For those publishers who are also seeking continued traffic on their own sites and owned properties, networked content is evolving to accommodate the same level of engagement which native content offers to readers – for instance, Google’s AMP Stories have taken the much-loved format of Snapchat and Instagram Stories and given it a home on publishers’ mobile websites, so news outlets can get the best of both worlds. Names such as Food Network, Entertainment Weekly and People Magazine are also pinching the style of Snapchat’s Discover Stories for their own apps as a way to control distribution, whilst also retaining readers who respond to social-first content formats such as this.
Those willing to embracing emerging technologies need not be worried
Of course, the key to staying afloat in changing tides is simply riding the wave.
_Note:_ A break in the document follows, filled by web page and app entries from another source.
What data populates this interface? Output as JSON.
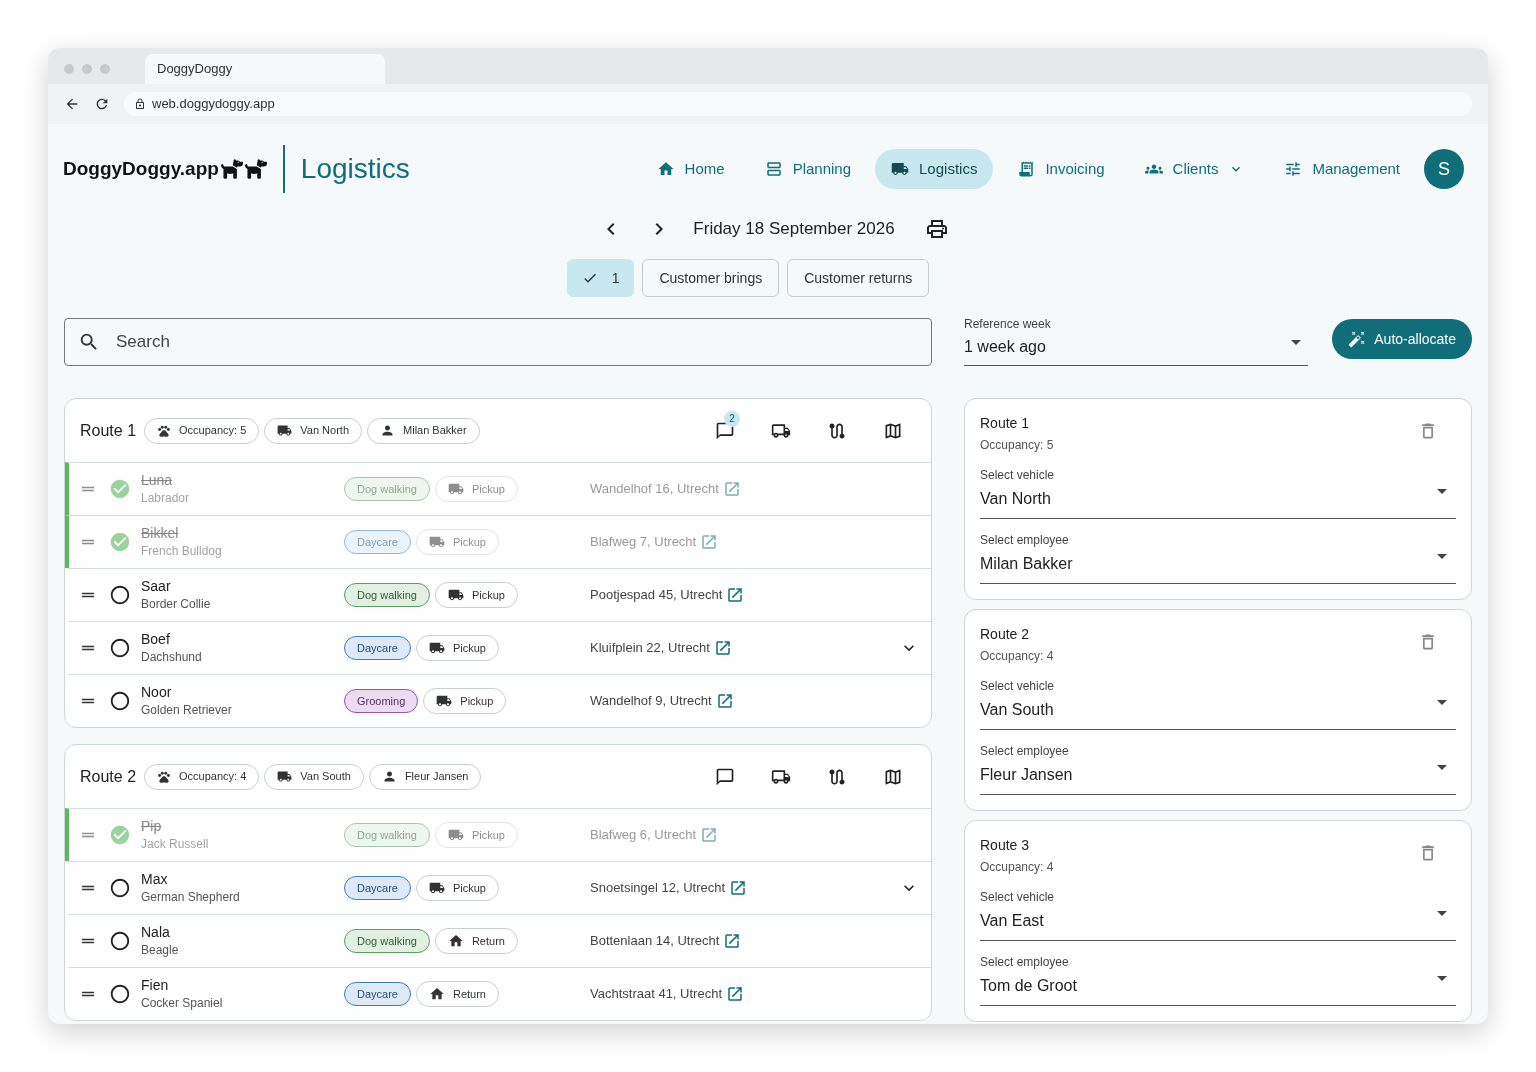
{
  "browser": {
    "tab_title": "DoggyDoggy",
    "url": "web.doggydoggy.app"
  },
  "header": {
    "logo": "DoggyDoggy.app",
    "section_title": "Logistics",
    "avatar": "S",
    "nav": [
      {
        "label": "Home",
        "selected": false,
        "has_menu": false
      },
      {
        "label": "Planning",
        "selected": false,
        "has_menu": false
      },
      {
        "label": "Logistics",
        "selected": true,
        "has_menu": false
      },
      {
        "label": "Invoicing",
        "selected": false,
        "has_menu": false
      },
      {
        "label": "Clients",
        "selected": false,
        "has_menu": true
      },
      {
        "label": "Management",
        "selected": false,
        "has_menu": false
      }
    ]
  },
  "date_bar": {
    "date": "Friday 18 September 2026"
  },
  "filters": [
    {
      "label": "1",
      "kind": "count",
      "selected": true
    },
    {
      "label": "Customer brings",
      "kind": "text",
      "selected": false
    },
    {
      "label": "Customer returns",
      "kind": "text",
      "selected": false
    }
  ],
  "search": {
    "placeholder": "Search"
  },
  "reference_week": {
    "label": "Reference week",
    "value": "1 week ago"
  },
  "auto_allocate": "Auto-allocate",
  "routes": [
    {
      "title": "Route 1",
      "occupancy": "Occupancy: 5",
      "vehicle": "Van North",
      "employee": "Milan Bakker",
      "comments_badge": "2",
      "stops": [
        {
          "name": "Luna",
          "breed": "Labrador",
          "done": true,
          "service": {
            "label": "Dog walking",
            "kind": "walking"
          },
          "transport": {
            "label": "Pickup",
            "kind": "pickup"
          },
          "address": "Wandelhof 16, Utrecht",
          "expandable": false
        },
        {
          "name": "Bikkel",
          "breed": "French Bulldog",
          "done": true,
          "service": {
            "label": "Daycare",
            "kind": "daycare"
          },
          "transport": {
            "label": "Pickup",
            "kind": "pickup"
          },
          "address": "Blafweg 7, Utrecht",
          "expandable": false
        },
        {
          "name": "Saar",
          "breed": "Border Collie",
          "done": false,
          "service": {
            "label": "Dog walking",
            "kind": "walking"
          },
          "transport": {
            "label": "Pickup",
            "kind": "pickup"
          },
          "address": "Pootjespad 45, Utrecht",
          "expandable": false
        },
        {
          "name": "Boef",
          "breed": "Dachshund",
          "done": false,
          "service": {
            "label": "Daycare",
            "kind": "daycare"
          },
          "transport": {
            "label": "Pickup",
            "kind": "pickup"
          },
          "address": "Kluifplein 22, Utrecht",
          "expandable": true
        },
        {
          "name": "Noor",
          "breed": "Golden Retriever",
          "done": false,
          "service": {
            "label": "Grooming",
            "kind": "grooming"
          },
          "transport": {
            "label": "Pickup",
            "kind": "pickup"
          },
          "address": "Wandelhof 9, Utrecht",
          "expandable": false
        }
      ]
    },
    {
      "title": "Route 2",
      "occupancy": "Occupancy: 4",
      "vehicle": "Van South",
      "employee": "Fleur Jansen",
      "stops": [
        {
          "name": "Pip",
          "breed": "Jack Russell",
          "done": true,
          "service": {
            "label": "Dog walking",
            "kind": "walking"
          },
          "transport": {
            "label": "Pickup",
            "kind": "pickup"
          },
          "address": "Blafweg 6, Utrecht",
          "expandable": false
        },
        {
          "name": "Max",
          "breed": "German Shepherd",
          "done": false,
          "service": {
            "label": "Daycare",
            "kind": "daycare"
          },
          "transport": {
            "label": "Pickup",
            "kind": "pickup"
          },
          "address": "Snoetsingel 12, Utrecht",
          "expandable": true
        },
        {
          "name": "Nala",
          "breed": "Beagle",
          "done": false,
          "service": {
            "label": "Dog walking",
            "kind": "walking"
          },
          "transport": {
            "label": "Return",
            "kind": "return"
          },
          "address": "Bottenlaan 14, Utrecht",
          "expandable": false
        },
        {
          "name": "Fien",
          "breed": "Cocker Spaniel",
          "done": false,
          "service": {
            "label": "Daycare",
            "kind": "daycare"
          },
          "transport": {
            "label": "Return",
            "kind": "return"
          },
          "address": "Vachtstraat 41, Utrecht",
          "expandable": false
        }
      ]
    }
  ],
  "side_routes": [
    {
      "title": "Route 1",
      "occupancy": "Occupancy: 5",
      "vehicle_label": "Select vehicle",
      "vehicle": "Van North",
      "employee_label": "Select employee",
      "employee": "Milan Bakker"
    },
    {
      "title": "Route 2",
      "occupancy": "Occupancy: 4",
      "vehicle_label": "Select vehicle",
      "vehicle": "Van South",
      "employee_label": "Select employee",
      "employee": "Fleur Jansen"
    },
    {
      "title": "Route 3",
      "occupancy": "Occupancy: 4",
      "vehicle_label": "Select vehicle",
      "vehicle": "Van East",
      "employee_label": "Select employee",
      "employee": "Tom de Groot"
    }
  ]
}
This means embracing new technological developments and being fearless in your approach to trying new mediums. One publisher that has embraced new tech with open arms is the New York Times, who recently launched campaign which saw them pioneer augmented reality as a means of storytelling. The publication saw huge success using AR to report on the Winter Olympics, as presenting the athletes in 3D meant that readers could tangibly see the level of sophistication in athletes’ movements as they read about it, which the NYTimes described as “aiding their imagination and bringing a new level of accuracy to reporting.”
“If photography freed journalists to visually capture important moments, and video allowed us to record sight, sound and motion, then our augmented reality feature goes a step further, making flat images three-dimensional,” the NYTimes said in a statement. “AR brings our report to you in a way that makes it more immediate than ever before.”
Artificial intelligence is also coming into play for digital storytelling through social media; Ad Age for example now have a dedicated chatbot in Messenger which delivers curated content to its readers, similar to how an RSS feed works but with the added benefit of machine learning-level personalisation. We are also using WhatsApp to deliver the social-first stories that mean the most to you directly to your pocket. Just add Social Chain as a contact under +44 7432 274928 and text ‘Join’.
Journalism will die today, and the next day, and the next
Five years ago we read reports on how news and journalism was a dying industry; we still hear that today and we’ll hear it five years from now. The truth is journalism will die today, and the next day, and the next day – as long as we continue to label a change of states as a death. Yes, some formats will fade away; others will resurface and come back into fashion. But this isn’t a death, it’s a reincarnation.
The bottom line is that no matter which platform is ‘dying’ and which is ‘winning’, they each have benefits and fallbacks among different age groups and demographics. The only thing that matters is the audience, so even if the entire industry is mocking Snapchat, if that’s where your ideal audience is spending all of their time then you have no choice but to put your content out via Snapchat.
The best tool you have is your analytics: check them often and use them to understand who is listening and where so that you can adjust your strategy as you go along. Who do you want to reach? Where are they spending their time and attention? How do they prefer to engage with content? Once you know these, you need not worry about anything else.